It seems like Tibet refuses to go away from people's mind. Tibet continues to be the dominant topic of conversation and is clearly gathering a lot of public support, especially in virtual India. Baichung Bhutia, India's well-known football player has refused to carry the Olympic torch when it comes to India in mid-April. Bhutia is a Buddhist from the Indian state of Sikkim. Bhutia told the Indian media that this was his way of standing up for the people of Tibet, and clearly Bhutia's stance has resonated with many Indian bloggers.

Sushbh of Insanity Rediscovered [1] writes that he is very pround of Bhutia's stance on Tibet and not carrying the Olympic torch, while Sudharshan [2] writes that he does not care if the Indian football team makes it the world cup final, and is very proud of Bhutia's decision. Patrix [3] writes that finally we have an Indian celebrity who can stand up to China.

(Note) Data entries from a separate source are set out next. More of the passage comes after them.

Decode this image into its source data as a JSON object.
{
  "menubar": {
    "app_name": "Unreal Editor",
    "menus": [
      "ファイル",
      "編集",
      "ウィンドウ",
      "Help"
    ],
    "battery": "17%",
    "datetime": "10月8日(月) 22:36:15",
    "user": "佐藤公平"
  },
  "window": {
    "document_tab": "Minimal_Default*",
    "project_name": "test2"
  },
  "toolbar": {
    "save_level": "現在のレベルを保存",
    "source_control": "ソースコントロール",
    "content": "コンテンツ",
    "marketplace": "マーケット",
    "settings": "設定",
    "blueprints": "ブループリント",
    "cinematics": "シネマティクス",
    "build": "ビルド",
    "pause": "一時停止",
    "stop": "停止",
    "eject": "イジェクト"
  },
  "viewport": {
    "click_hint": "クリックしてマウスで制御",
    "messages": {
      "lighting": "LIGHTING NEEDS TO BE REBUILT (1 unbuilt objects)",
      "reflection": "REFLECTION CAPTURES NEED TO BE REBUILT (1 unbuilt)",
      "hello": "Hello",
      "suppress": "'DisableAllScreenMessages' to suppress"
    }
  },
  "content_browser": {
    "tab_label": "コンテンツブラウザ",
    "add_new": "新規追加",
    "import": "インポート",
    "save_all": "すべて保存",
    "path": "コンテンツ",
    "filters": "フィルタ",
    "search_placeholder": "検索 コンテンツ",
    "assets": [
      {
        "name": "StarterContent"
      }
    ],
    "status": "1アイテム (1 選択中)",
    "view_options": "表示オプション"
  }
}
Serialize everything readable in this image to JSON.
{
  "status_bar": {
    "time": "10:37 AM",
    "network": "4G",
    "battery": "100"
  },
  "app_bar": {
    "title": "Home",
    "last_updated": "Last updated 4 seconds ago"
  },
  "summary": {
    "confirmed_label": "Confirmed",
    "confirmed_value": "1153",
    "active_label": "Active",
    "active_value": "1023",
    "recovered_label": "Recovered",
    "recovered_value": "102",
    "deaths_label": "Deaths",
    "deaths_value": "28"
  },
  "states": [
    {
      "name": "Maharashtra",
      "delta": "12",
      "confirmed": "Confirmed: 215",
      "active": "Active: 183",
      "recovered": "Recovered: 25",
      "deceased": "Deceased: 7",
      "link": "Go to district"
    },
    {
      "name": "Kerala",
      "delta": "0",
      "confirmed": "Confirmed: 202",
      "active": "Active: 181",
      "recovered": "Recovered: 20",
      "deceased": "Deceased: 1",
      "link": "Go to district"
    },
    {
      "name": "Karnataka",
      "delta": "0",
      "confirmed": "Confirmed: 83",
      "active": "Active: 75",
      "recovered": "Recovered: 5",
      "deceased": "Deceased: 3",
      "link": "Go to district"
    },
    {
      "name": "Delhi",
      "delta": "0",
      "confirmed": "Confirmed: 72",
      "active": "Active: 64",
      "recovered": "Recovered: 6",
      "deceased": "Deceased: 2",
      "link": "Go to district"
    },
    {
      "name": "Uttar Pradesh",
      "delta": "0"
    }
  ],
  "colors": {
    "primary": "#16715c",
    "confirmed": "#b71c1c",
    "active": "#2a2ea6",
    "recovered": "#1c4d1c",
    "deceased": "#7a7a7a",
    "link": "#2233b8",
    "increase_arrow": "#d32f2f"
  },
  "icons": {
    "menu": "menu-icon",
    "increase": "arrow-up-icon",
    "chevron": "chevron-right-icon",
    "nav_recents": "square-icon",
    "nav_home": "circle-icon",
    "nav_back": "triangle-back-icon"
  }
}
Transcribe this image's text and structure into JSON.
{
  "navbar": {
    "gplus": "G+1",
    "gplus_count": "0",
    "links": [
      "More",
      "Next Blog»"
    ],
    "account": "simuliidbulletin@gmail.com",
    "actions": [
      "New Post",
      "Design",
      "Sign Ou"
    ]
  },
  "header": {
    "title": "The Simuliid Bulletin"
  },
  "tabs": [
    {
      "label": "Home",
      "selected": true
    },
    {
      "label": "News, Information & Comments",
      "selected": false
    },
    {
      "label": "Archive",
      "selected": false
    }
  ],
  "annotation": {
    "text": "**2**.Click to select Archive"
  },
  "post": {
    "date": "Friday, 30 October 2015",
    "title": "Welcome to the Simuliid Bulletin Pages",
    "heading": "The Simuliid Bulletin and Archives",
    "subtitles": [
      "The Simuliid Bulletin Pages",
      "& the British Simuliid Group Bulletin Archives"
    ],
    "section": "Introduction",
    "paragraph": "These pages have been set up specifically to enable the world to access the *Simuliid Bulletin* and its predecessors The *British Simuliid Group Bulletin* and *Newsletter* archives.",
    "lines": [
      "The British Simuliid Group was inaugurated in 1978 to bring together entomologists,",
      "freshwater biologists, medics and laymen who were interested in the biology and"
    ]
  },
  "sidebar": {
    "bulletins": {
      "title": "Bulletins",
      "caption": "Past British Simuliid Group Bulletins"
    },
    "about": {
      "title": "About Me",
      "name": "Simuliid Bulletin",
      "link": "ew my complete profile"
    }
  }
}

However Avinash [4] differs and writes that Tibet should be discussed but now now since the Olympics is a global event. What Avinash is pointing out in his blog is that Tibet and Beijing Olympics issues need to be de-coupled.

While Bhutia has decided not to carry the torch, Bollywood actor Aamir Khan announced that he will be part of the Olympic torch. To say that Aamir Khan's decision to carry the Olympic torch has created a buzz would be a bit of an understatement. Khan,(probably the only Bollywood actor with a blog) writes about his decision [5] to carry the Olympic torch:

“I categorically state that I am absolutely against any form of violence, and certainly I am deeply upset whenever the basic rights of human beings are violated anywhere in the world.”

He adds:

“I request those of you who have asked me to stay away from the Olympic Torch Relay to understand that when I do run with the torch on the 17th of April it is not in support of China. In fact it will be with a prayer in my heart for the people of Tibet, and indeed for all people across the world who are victims of human rights violations.”

Khan's blog post has created quite a bit of reaction from the bloggers. Raman's Strategic Analysis [6] in his open letter to Aamir Khan writes:

“You have millions of admirers as an artist all over the world. You will continue to have millions of admirers what ever be your final decision. But many of them will have feelings of vacuum in their hearts over your failure to distinguish between the right and the wrong.”

Prasanna Vishwanathan of Benched@Bangalored [7] finds Khan's explanation “convoluted” and writes:

“(Khan) he cannot camouflage the fact that commercial consideration motivates his decisions rather than any lofty intentions .Or it could well be that oppression in Iraq or Afghanistan by US could or NBA agitatation against Modi government is what strikes emotional chord in Aamir Khan's heart.The selective heart-bledding has been consistent hallmark of left liberal intelligenstia.”